++++ RECORDS FOR THE TASK ++++

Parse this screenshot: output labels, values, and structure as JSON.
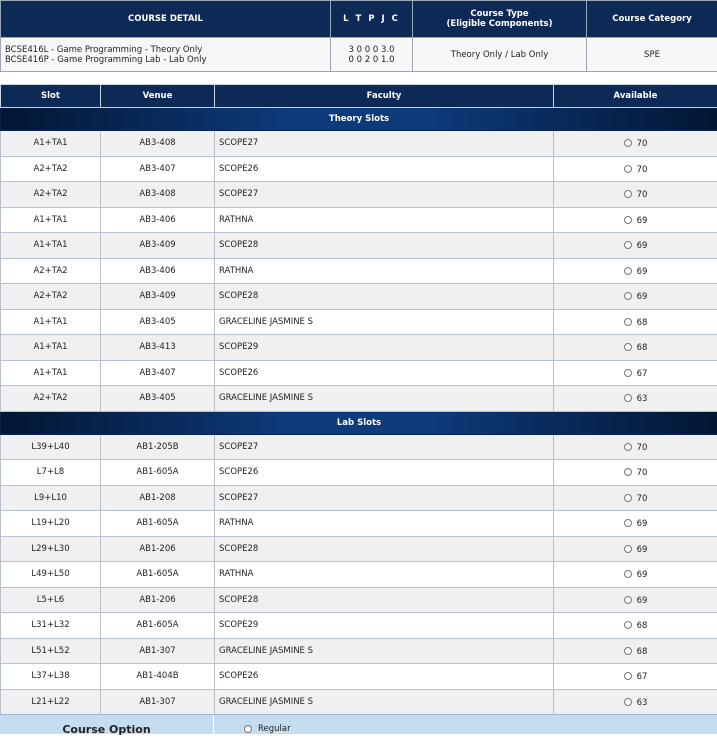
{
  "course_table": {
    "headers": {
      "course_detail": "COURSE DETAIL",
      "ltpjc": "L T P J C",
      "course_type_line1": "Course Type",
      "course_type_line2": "(Eligible Components)",
      "course_category": "Course Category"
    },
    "row": {
      "course_line1": "BCSE416L - Game Programming - Theory Only",
      "course_line2": "BCSE416P - Game Programming Lab - Lab Only",
      "ltpjc_line1": "3 0 0 0 3.0",
      "ltpjc_line2": "0 0 2 0 1.0",
      "course_type": "Theory Only / Lab Only",
      "course_category": "SPE"
    }
  },
  "slot_table": {
    "headers": {
      "slot": "Slot",
      "venue": "Venue",
      "faculty": "Faculty",
      "available": "Available"
    },
    "sections": [
      {
        "title": "Theory Slots",
        "rows": [
          {
            "slot": "A1+TA1",
            "venue": "AB3-408",
            "faculty": "SCOPE27",
            "available": "70"
          },
          {
            "slot": "A2+TA2",
            "venue": "AB3-407",
            "faculty": "SCOPE26",
            "available": "70"
          },
          {
            "slot": "A2+TA2",
            "venue": "AB3-408",
            "faculty": "SCOPE27",
            "available": "70"
          },
          {
            "slot": "A1+TA1",
            "venue": "AB3-406",
            "faculty": "RATHNA",
            "available": "69"
          },
          {
            "slot": "A1+TA1",
            "venue": "AB3-409",
            "faculty": "SCOPE28",
            "available": "69"
          },
          {
            "slot": "A2+TA2",
            "venue": "AB3-406",
            "faculty": "RATHNA",
            "available": "69"
          },
          {
            "slot": "A2+TA2",
            "venue": "AB3-409",
            "faculty": "SCOPE28",
            "available": "69"
          },
          {
            "slot": "A1+TA1",
            "venue": "AB3-405",
            "faculty": "GRACELINE JASMINE S",
            "available": "68"
          },
          {
            "slot": "A1+TA1",
            "venue": "AB3-413",
            "faculty": "SCOPE29",
            "available": "68"
          },
          {
            "slot": "A1+TA1",
            "venue": "AB3-407",
            "faculty": "SCOPE26",
            "available": "67"
          },
          {
            "slot": "A2+TA2",
            "venue": "AB3-405",
            "faculty": "GRACELINE JASMINE S",
            "available": "63"
          }
        ]
      },
      {
        "title": "Lab Slots",
        "rows": [
          {
            "slot": "L39+L40",
            "venue": "AB1-205B",
            "faculty": "SCOPE27",
            "available": "70"
          },
          {
            "slot": "L7+L8",
            "venue": "AB1-605A",
            "faculty": "SCOPE26",
            "available": "70"
          },
          {
            "slot": "L9+L10",
            "venue": "AB1-208",
            "faculty": "SCOPE27",
            "available": "70"
          },
          {
            "slot": "L19+L20",
            "venue": "AB1-605A",
            "faculty": "RATHNA",
            "available": "69"
          },
          {
            "slot": "L29+L30",
            "venue": "AB1-206",
            "faculty": "SCOPE28",
            "available": "69"
          },
          {
            "slot": "L49+L50",
            "venue": "AB1-605A",
            "faculty": "RATHNA",
            "available": "69"
          },
          {
            "slot": "L5+L6",
            "venue": "AB1-206",
            "faculty": "SCOPE28",
            "available": "69"
          },
          {
            "slot": "L31+L32",
            "venue": "AB1-605A",
            "faculty": "SCOPE29",
            "available": "68"
          },
          {
            "slot": "L51+L52",
            "venue": "AB1-307",
            "faculty": "GRACELINE JASMINE S",
            "available": "68"
          },
          {
            "slot": "L37+L38",
            "venue": "AB1-404B",
            "faculty": "SCOPE26",
            "available": "67"
          },
          {
            "slot": "L21+L22",
            "venue": "AB1-307",
            "faculty": "GRACELINE JASMINE S",
            "available": "63"
          }
        ]
      }
    ]
  },
  "course_option": {
    "label": "Course Option",
    "regular_label": "Regular"
  },
  "colors": {
    "header_bg": "#0d2a57",
    "section_bg": "#0d3a7a",
    "option_bar_bg": "#c6ddf0"
  }
}
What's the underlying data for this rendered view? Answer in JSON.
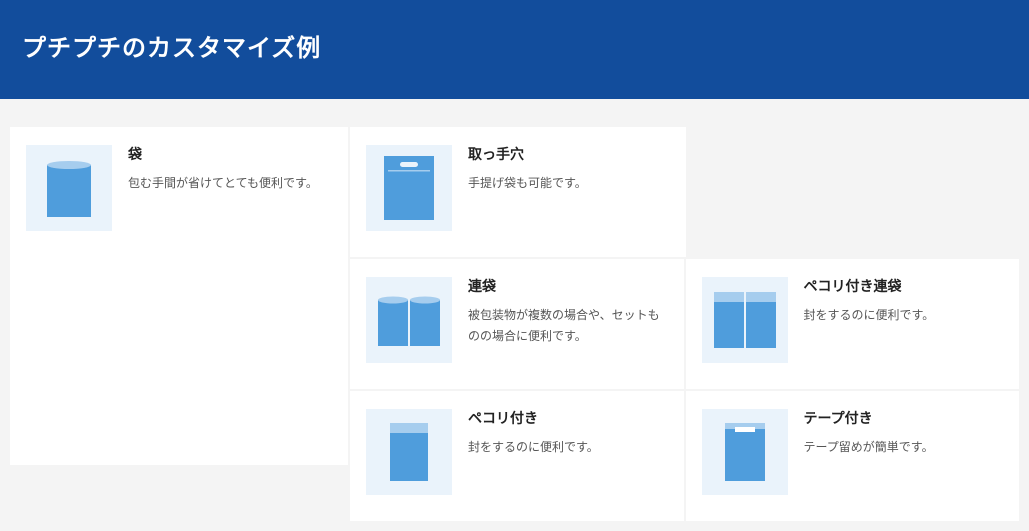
{
  "banner_title": "プチプチのカスタマイズ例",
  "cards": {
    "bag": {
      "title": "袋",
      "desc": "包む手間が省けてとても便利です。"
    },
    "handle": {
      "title": "取っ手穴",
      "desc": "手提げ袋も可能です。"
    },
    "multi": {
      "title": "連袋",
      "desc": "被包装物が複数の場合や、セットものの場合に便利です。"
    },
    "multi_flap": {
      "title": "ペコリ付き連袋",
      "desc": "封をするのに便利です。"
    },
    "flap": {
      "title": "ペコリ付き",
      "desc": "封をするのに便利です。"
    },
    "tape": {
      "title": "テープ付き",
      "desc": "テープ留めが簡単です。"
    }
  }
}
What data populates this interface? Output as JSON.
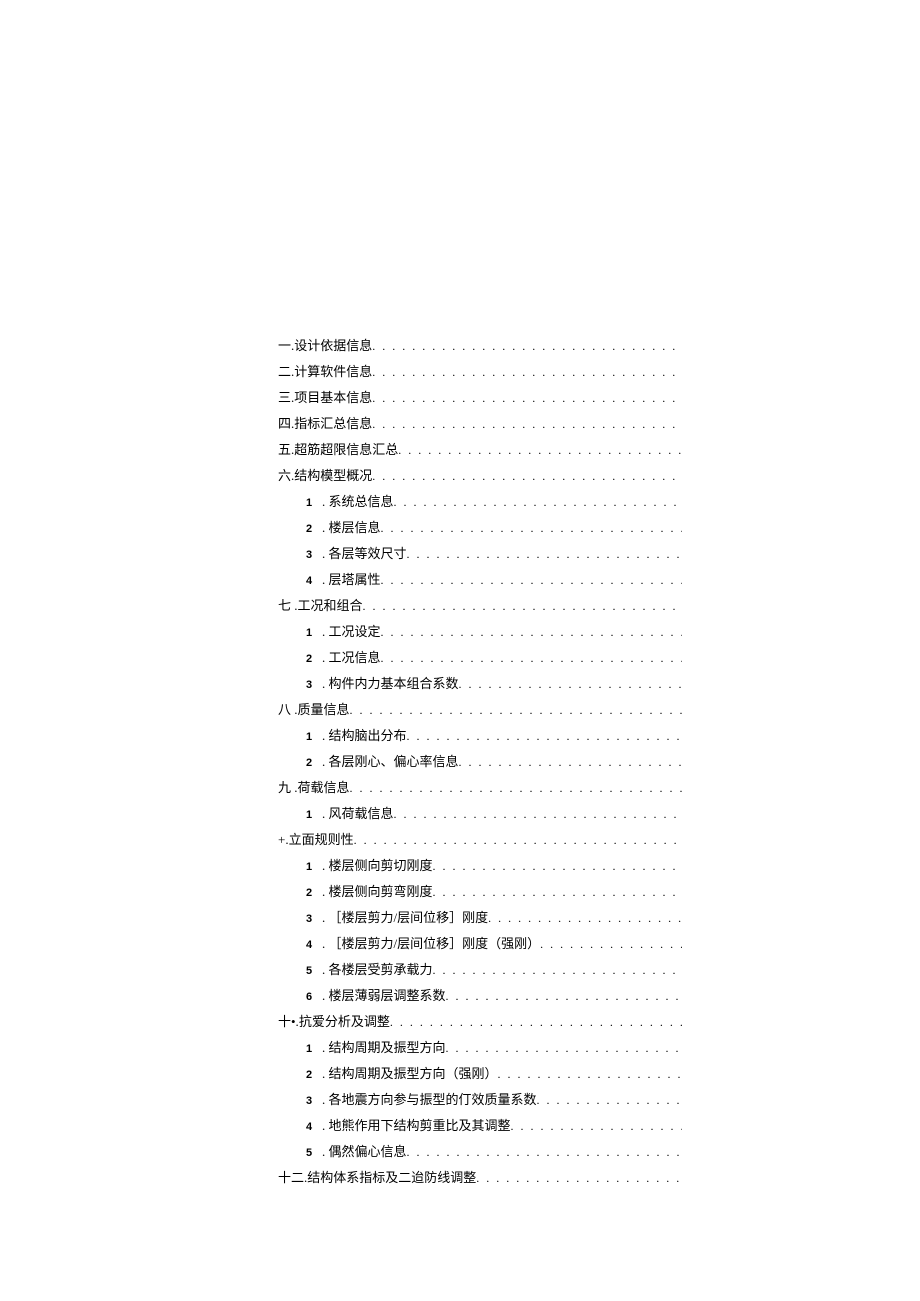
{
  "toc": [
    {
      "level": 0,
      "label": "一.",
      "text": "设计依据信息"
    },
    {
      "level": 0,
      "label": "二.",
      "text": "计算软件信息"
    },
    {
      "level": 0,
      "label": "三.",
      "text": "项目基本信息"
    },
    {
      "level": 0,
      "label": "四.",
      "text": "指标汇总信息"
    },
    {
      "level": 0,
      "label": "五.",
      "text": "超筋超限信息汇总"
    },
    {
      "level": 0,
      "label": "六.",
      "text": "结构模型概况"
    },
    {
      "level": 1,
      "label": "1",
      "text": ". 系统总信息"
    },
    {
      "level": 1,
      "label": "2",
      "text": ". 楼层信息 "
    },
    {
      "level": 1,
      "label": "3",
      "text": ". 各层等效尺寸 "
    },
    {
      "level": 1,
      "label": "4",
      "text": ". 层塔属性"
    },
    {
      "level": 0,
      "label": "七    . ",
      "text": "工况和组合"
    },
    {
      "level": 1,
      "label": "1",
      "text": ". 工况设定"
    },
    {
      "level": 1,
      "label": "2",
      "text": ". 工况信息 "
    },
    {
      "level": 1,
      "label": "3",
      "text": ". 构件内力基本组合系数 "
    },
    {
      "level": 0,
      "label": "八   . ",
      "text": "质量信息"
    },
    {
      "level": 1,
      "label": "1",
      "text": ". 结构脑出分布"
    },
    {
      "level": 1,
      "label": "2",
      "text": ". 各层刚心、偏心率信息 "
    },
    {
      "level": 0,
      "label": "九    . ",
      "text": "荷载信息 "
    },
    {
      "level": 1,
      "label": "1",
      "text": ". 风荷载信息"
    },
    {
      "level": 0,
      "label": "+. ",
      "text": "立面规则性"
    },
    {
      "level": 1,
      "label": "1",
      "text": ". 楼层侧向剪切刚度"
    },
    {
      "level": 1,
      "label": "2",
      "text": ". 楼层侧向剪弯刚度 "
    },
    {
      "level": 1,
      "label": "3",
      "text": ". ［楼层剪力/层间位移］刚度 "
    },
    {
      "level": 1,
      "label": "4",
      "text": ". ［楼层剪力/层间位移］刚度（强刚）  "
    },
    {
      "level": 1,
      "label": "5",
      "text": ". 各楼层受剪承载力 "
    },
    {
      "level": 1,
      "label": "6",
      "text": ". 楼层薄弱层调整系数 "
    },
    {
      "level": 0,
      "label": "十•. ",
      "text": "抗爱分析及调整"
    },
    {
      "level": 1,
      "label": "1",
      "text": ". 结构周期及振型方向"
    },
    {
      "level": 1,
      "label": "2",
      "text": ". 结构周期及振型方向（强刚）  "
    },
    {
      "level": 1,
      "label": "3",
      "text": ". 各地震方向参与振型的仃效质量系数 "
    },
    {
      "level": 1,
      "label": "4",
      "text": ". 地熊作用下结构剪重比及其调整"
    },
    {
      "level": 1,
      "label": "5",
      "text": ". 偶然偏心信息 "
    },
    {
      "level": 0,
      "label": "十二.",
      "text": "结构体系指标及二迨防线调整"
    }
  ]
}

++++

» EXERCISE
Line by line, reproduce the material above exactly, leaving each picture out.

» EXERCISE OUTPUT
Parse this screenshot: output labels, values, and structure as JSON.
{
  "course_table": {
    "headers": {
      "course_detail": "COURSE DETAIL",
      "ltpjc": "L T P J C",
      "course_type_line1": "Course Type",
      "course_type_line2": "(Eligible Components)",
      "course_category": "Course Category"
    },
    "row": {
      "course_line1": "BCSE416L - Game Programming - Theory Only",
      "course_line2": "BCSE416P - Game Programming Lab - Lab Only",
      "ltpjc_line1": "3 0 0 0 3.0",
      "ltpjc_line2": "0 0 2 0 1.0",
      "course_type": "Theory Only / Lab Only",
      "course_category": "SPE"
    }
  },
  "slot_table": {
    "headers": {
      "slot": "Slot",
      "venue": "Venue",
      "faculty": "Faculty",
      "available": "Available"
    },
    "sections": [
      {
        "title": "Theory Slots",
        "rows": [
          {
            "slot": "A1+TA1",
            "venue": "AB3-408",
            "faculty": "SCOPE27",
            "available": "70"
          },
          {
            "slot": "A2+TA2",
            "venue": "AB3-407",
            "faculty": "SCOPE26",
            "available": "70"
          },
          {
            "slot": "A2+TA2",
            "venue": "AB3-408",
            "faculty": "SCOPE27",
            "available": "70"
          },
          {
            "slot": "A1+TA1",
            "venue": "AB3-406",
            "faculty": "RATHNA",
            "available": "69"
          },
          {
            "slot": "A1+TA1",
            "venue": "AB3-409",
            "faculty": "SCOPE28",
            "available": "69"
          },
          {
            "slot": "A2+TA2",
            "venue": "AB3-406",
            "faculty": "RATHNA",
            "available": "69"
          },
          {
            "slot": "A2+TA2",
            "venue": "AB3-409",
            "faculty": "SCOPE28",
            "available": "69"
          },
          {
            "slot": "A1+TA1",
            "venue": "AB3-405",
            "faculty": "GRACELINE JASMINE S",
            "available": "68"
          },
          {
            "slot": "A1+TA1",
            "venue": "AB3-413",
            "faculty": "SCOPE29",
            "available": "68"
          },
          {
            "slot": "A1+TA1",
            "venue": "AB3-407",
            "faculty": "SCOPE26",
            "available": "67"
          },
          {
            "slot": "A2+TA2",
            "venue": "AB3-405",
            "faculty": "GRACELINE JASMINE S",
            "available": "63"
          }
        ]
      },
      {
        "title": "Lab Slots",
        "rows": [
          {
            "slot": "L39+L40",
            "venue": "AB1-205B",
            "faculty": "SCOPE27",
            "available": "70"
          },
          {
            "slot": "L7+L8",
            "venue": "AB1-605A",
            "faculty": "SCOPE26",
            "available": "70"
          },
          {
            "slot": "L9+L10",
            "venue": "AB1-208",
            "faculty": "SCOPE27",
            "available": "70"
          },
          {
            "slot": "L19+L20",
            "venue": "AB1-605A",
            "faculty": "RATHNA",
            "available": "69"
          },
          {
            "slot": "L29+L30",
            "venue": "AB1-206",
            "faculty": "SCOPE28",
            "available": "69"
          },
          {
            "slot": "L49+L50",
            "venue": "AB1-605A",
            "faculty": "RATHNA",
            "available": "69"
          },
          {
            "slot": "L5+L6",
            "venue": "AB1-206",
            "faculty": "SCOPE28",
            "available": "69"
          },
          {
            "slot": "L31+L32",
            "venue": "AB1-605A",
            "faculty": "SCOPE29",
            "available": "68"
          },
          {
            "slot": "L51+L52",
            "venue": "AB1-307",
            "faculty": "GRACELINE JASMINE S",
            "available": "68"
          },
          {
            "slot": "L37+L38",
            "venue": "AB1-404B",
            "faculty": "SCOPE26",
            "available": "67"
          },
          {
            "slot": "L21+L22",
            "venue": "AB1-307",
            "faculty": "GRACELINE JASMINE S",
            "available": "63"
          }
        ]
      }
    ]
  },
  "course_option": {
    "label": "Course Option",
    "regular_label": "Regular"
  },
  "colors": {
    "header_bg": "#0d2a57",
    "section_bg": "#0d3a7a",
    "option_bar_bg": "#c6ddf0"
  }
}
What's the underlying data for this rendered view? Answer in JSON.
{
  "banner_title": "プチプチのカスタマイズ例",
  "cards": {
    "bag": {
      "title": "袋",
      "desc": "包む手間が省けてとても便利です。"
    },
    "handle": {
      "title": "取っ手穴",
      "desc": "手提げ袋も可能です。"
    },
    "multi": {
      "title": "連袋",
      "desc": "被包装物が複数の場合や、セットものの場合に便利です。"
    },
    "multi_flap": {
      "title": "ペコリ付き連袋",
      "desc": "封をするのに便利です。"
    },
    "flap": {
      "title": "ペコリ付き",
      "desc": "封をするのに便利です。"
    },
    "tape": {
      "title": "テープ付き",
      "desc": "テープ留めが簡単です。"
    }
  }
}
What data populates this interface? Output as JSON.
{
  "toc": [
    {
      "level": 0,
      "label": "一.",
      "text": "设计依据信息"
    },
    {
      "level": 0,
      "label": "二.",
      "text": "计算软件信息"
    },
    {
      "level": 0,
      "label": "三.",
      "text": "项目基本信息"
    },
    {
      "level": 0,
      "label": "四.",
      "text": "指标汇总信息"
    },
    {
      "level": 0,
      "label": "五.",
      "text": "超筋超限信息汇总"
    },
    {
      "level": 0,
      "label": "六.",
      "text": "结构模型概况"
    },
    {
      "level": 1,
      "label": "1",
      "text": ". 系统总信息"
    },
    {
      "level": 1,
      "label": "2",
      "text": ". 楼层信息 "
    },
    {
      "level": 1,
      "label": "3",
      "text": ". 各层等效尺寸 "
    },
    {
      "level": 1,
      "label": "4",
      "text": ". 层塔属性"
    },
    {
      "level": 0,
      "label": "七    . ",
      "text": "工况和组合"
    },
    {
      "level": 1,
      "label": "1",
      "text": ". 工况设定"
    },
    {
      "level": 1,
      "label": "2",
      "text": ". 工况信息 "
    },
    {
      "level": 1,
      "label": "3",
      "text": ". 构件内力基本组合系数 "
    },
    {
      "level": 0,
      "label": "八   . ",
      "text": "质量信息"
    },
    {
      "level": 1,
      "label": "1",
      "text": ". 结构脑出分布"
    },
    {
      "level": 1,
      "label": "2",
      "text": ". 各层刚心、偏心率信息 "
    },
    {
      "level": 0,
      "label": "九    . ",
      "text": "荷载信息 "
    },
    {
      "level": 1,
      "label": "1",
      "text": ". 风荷载信息"
    },
    {
      "level": 0,
      "label": "+. ",
      "text": "立面规则性"
    },
    {
      "level": 1,
      "label": "1",
      "text": ". 楼层侧向剪切刚度"
    },
    {
      "level": 1,
      "label": "2",
      "text": ". 楼层侧向剪弯刚度 "
    },
    {
      "level": 1,
      "label": "3",
      "text": ". ［楼层剪力/层间位移］刚度 "
    },
    {
      "level": 1,
      "label": "4",
      "text": ". ［楼层剪力/层间位移］刚度（强刚）  "
    },
    {
      "level": 1,
      "label": "5",
      "text": ". 各楼层受剪承载力 "
    },
    {
      "level": 1,
      "label": "6",
      "text": ". 楼层薄弱层调整系数 "
    },
    {
      "level": 0,
      "label": "十•. ",
      "text": "抗爱分析及调整"
    },
    {
      "level": 1,
      "label": "1",
      "text": ". 结构周期及振型方向"
    },
    {
      "level": 1,
      "label": "2",
      "text": ". 结构周期及振型方向（强刚）  "
    },
    {
      "level": 1,
      "label": "3",
      "text": ". 各地震方向参与振型的仃效质量系数 "
    },
    {
      "level": 1,
      "label": "4",
      "text": ". 地熊作用下结构剪重比及其调整"
    },
    {
      "level": 1,
      "label": "5",
      "text": ". 偶然偏心信息 "
    },
    {
      "level": 0,
      "label": "十二.",
      "text": "结构体系指标及二迨防线调整"
    }
  ]
}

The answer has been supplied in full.